### Website and app data records
================================

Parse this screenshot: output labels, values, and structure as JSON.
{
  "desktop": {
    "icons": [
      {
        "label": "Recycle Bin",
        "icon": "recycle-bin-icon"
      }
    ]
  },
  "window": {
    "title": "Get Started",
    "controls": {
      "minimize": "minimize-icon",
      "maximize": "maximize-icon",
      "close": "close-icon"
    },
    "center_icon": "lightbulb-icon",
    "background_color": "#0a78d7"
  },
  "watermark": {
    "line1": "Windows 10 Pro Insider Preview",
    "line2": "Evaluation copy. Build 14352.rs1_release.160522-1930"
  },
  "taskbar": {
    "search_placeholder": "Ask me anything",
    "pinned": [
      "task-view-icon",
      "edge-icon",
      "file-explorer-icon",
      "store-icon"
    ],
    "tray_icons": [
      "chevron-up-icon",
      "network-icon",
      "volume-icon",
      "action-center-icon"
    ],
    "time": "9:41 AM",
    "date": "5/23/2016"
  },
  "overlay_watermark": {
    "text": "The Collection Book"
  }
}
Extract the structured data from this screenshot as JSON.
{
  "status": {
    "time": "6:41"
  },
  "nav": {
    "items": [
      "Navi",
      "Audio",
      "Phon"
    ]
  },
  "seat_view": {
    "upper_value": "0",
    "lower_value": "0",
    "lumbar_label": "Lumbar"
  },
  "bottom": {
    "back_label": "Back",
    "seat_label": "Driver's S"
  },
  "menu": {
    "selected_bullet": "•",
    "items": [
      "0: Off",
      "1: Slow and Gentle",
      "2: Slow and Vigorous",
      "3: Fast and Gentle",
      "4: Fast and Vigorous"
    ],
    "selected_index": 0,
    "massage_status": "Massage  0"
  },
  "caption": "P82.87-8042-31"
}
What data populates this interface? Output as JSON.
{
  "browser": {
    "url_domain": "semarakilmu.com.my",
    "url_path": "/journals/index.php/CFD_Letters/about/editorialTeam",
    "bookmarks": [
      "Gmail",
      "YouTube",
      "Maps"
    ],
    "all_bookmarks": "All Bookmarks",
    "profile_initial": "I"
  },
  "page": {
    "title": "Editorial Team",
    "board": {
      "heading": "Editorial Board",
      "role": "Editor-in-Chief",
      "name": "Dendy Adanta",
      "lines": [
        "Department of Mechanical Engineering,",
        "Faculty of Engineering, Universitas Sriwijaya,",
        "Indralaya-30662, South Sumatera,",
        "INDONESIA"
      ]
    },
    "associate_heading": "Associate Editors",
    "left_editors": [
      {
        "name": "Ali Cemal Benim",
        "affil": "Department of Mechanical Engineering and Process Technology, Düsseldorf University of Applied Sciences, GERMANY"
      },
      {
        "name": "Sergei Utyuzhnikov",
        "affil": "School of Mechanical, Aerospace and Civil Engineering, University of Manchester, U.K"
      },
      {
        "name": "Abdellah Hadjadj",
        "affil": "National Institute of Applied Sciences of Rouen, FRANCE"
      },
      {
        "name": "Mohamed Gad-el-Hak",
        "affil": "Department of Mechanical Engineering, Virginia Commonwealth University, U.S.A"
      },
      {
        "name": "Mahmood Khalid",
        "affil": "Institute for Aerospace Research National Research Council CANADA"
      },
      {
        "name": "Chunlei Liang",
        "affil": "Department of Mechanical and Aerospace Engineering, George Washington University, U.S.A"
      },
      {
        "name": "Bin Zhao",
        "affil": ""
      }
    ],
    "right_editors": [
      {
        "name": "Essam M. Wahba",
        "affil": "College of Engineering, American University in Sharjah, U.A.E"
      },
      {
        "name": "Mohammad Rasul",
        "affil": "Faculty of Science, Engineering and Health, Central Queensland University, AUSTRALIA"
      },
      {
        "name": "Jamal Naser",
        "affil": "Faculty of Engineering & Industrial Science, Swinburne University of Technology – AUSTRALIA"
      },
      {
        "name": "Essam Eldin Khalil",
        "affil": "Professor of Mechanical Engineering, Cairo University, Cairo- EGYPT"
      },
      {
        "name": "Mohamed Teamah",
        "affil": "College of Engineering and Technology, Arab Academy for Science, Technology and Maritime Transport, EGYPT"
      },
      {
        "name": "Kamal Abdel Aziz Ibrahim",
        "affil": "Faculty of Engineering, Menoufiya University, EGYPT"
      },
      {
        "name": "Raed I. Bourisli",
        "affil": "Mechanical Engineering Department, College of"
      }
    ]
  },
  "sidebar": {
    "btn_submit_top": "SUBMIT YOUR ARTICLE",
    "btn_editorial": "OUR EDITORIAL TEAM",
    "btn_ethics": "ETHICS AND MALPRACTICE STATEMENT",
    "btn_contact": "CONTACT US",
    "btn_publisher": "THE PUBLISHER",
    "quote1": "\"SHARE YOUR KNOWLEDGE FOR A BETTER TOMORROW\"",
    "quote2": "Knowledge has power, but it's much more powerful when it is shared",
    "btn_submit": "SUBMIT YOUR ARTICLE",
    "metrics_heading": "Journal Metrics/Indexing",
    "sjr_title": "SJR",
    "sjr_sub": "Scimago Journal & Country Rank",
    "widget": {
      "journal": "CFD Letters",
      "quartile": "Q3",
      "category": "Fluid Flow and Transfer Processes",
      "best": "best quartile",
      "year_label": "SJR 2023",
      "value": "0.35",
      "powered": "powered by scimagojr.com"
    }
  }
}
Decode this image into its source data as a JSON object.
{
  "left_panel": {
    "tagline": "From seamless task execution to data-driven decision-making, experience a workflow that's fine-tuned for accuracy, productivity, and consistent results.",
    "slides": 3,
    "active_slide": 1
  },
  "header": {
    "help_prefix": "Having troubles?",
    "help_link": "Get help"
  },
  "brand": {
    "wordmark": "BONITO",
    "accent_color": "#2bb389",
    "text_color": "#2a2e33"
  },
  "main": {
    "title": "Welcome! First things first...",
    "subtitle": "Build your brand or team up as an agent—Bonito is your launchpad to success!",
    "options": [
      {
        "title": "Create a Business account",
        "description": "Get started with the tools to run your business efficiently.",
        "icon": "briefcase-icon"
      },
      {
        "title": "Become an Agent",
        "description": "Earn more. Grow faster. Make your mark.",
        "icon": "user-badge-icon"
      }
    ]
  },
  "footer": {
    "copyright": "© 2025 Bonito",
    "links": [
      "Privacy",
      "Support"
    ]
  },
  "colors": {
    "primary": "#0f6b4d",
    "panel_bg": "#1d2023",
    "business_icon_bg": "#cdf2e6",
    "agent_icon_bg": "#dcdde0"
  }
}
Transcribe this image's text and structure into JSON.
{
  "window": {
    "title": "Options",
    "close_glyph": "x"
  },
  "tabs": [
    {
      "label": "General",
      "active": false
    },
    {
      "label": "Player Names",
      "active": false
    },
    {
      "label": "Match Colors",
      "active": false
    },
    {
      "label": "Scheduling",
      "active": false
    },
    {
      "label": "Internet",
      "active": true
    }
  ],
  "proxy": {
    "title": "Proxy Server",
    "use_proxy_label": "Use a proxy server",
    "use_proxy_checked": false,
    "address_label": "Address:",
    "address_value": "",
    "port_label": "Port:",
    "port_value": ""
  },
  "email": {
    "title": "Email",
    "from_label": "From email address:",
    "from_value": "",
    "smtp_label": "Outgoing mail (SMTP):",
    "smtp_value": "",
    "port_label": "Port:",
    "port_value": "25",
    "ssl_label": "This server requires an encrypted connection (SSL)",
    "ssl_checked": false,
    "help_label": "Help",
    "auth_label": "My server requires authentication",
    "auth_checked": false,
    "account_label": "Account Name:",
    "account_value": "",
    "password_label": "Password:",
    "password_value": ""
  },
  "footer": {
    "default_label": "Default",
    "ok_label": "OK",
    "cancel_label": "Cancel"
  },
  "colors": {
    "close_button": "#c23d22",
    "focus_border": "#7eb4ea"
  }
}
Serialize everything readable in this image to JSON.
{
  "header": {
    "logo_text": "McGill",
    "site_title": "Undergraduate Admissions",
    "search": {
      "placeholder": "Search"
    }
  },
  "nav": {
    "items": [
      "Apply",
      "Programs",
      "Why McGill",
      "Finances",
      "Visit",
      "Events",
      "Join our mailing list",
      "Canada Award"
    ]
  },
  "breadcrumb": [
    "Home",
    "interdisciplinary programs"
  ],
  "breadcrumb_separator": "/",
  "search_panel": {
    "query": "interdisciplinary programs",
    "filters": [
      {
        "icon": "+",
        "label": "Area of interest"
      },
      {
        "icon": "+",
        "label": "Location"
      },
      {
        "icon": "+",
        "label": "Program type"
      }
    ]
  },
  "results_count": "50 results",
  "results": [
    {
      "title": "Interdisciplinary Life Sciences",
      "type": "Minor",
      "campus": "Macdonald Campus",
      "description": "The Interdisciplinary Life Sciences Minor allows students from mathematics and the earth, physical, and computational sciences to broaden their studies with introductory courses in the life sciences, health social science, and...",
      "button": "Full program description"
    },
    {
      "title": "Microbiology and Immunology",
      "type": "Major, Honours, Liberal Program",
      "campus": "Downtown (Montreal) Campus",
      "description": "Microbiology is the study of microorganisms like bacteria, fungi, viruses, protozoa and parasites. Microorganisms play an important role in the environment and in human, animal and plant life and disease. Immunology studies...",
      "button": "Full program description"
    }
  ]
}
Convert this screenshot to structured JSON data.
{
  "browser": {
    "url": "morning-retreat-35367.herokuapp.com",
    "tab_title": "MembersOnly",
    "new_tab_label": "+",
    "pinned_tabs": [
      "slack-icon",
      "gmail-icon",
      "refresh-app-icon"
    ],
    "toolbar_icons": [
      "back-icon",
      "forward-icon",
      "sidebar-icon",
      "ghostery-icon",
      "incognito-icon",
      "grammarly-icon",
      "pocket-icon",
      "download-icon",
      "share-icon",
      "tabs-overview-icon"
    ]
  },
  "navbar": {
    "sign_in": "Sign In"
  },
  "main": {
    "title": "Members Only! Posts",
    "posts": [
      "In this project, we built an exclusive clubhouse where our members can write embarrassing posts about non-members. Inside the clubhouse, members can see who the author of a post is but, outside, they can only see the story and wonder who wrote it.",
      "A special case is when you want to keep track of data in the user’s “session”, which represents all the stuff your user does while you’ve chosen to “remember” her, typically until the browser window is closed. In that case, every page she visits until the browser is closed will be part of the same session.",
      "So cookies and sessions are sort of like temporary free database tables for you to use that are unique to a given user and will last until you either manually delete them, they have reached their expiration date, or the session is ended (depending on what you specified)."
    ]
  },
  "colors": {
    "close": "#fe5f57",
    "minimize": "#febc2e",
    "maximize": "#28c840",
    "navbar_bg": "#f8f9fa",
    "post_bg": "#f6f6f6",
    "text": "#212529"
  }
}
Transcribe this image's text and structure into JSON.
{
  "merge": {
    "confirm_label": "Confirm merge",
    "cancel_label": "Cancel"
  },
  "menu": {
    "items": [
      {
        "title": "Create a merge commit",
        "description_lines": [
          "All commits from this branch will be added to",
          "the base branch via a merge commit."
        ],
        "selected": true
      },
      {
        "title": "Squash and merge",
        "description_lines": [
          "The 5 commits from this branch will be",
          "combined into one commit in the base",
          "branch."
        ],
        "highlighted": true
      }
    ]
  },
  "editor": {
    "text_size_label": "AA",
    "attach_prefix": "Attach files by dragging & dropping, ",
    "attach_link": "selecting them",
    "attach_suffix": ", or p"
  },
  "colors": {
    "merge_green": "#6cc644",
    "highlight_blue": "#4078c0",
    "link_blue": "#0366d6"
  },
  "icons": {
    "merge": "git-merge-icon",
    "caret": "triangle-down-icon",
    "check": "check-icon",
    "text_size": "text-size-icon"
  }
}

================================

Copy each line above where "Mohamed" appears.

        "name": "Mohamed Gad-el-Hak",
        "name": "Mohamed Teamah",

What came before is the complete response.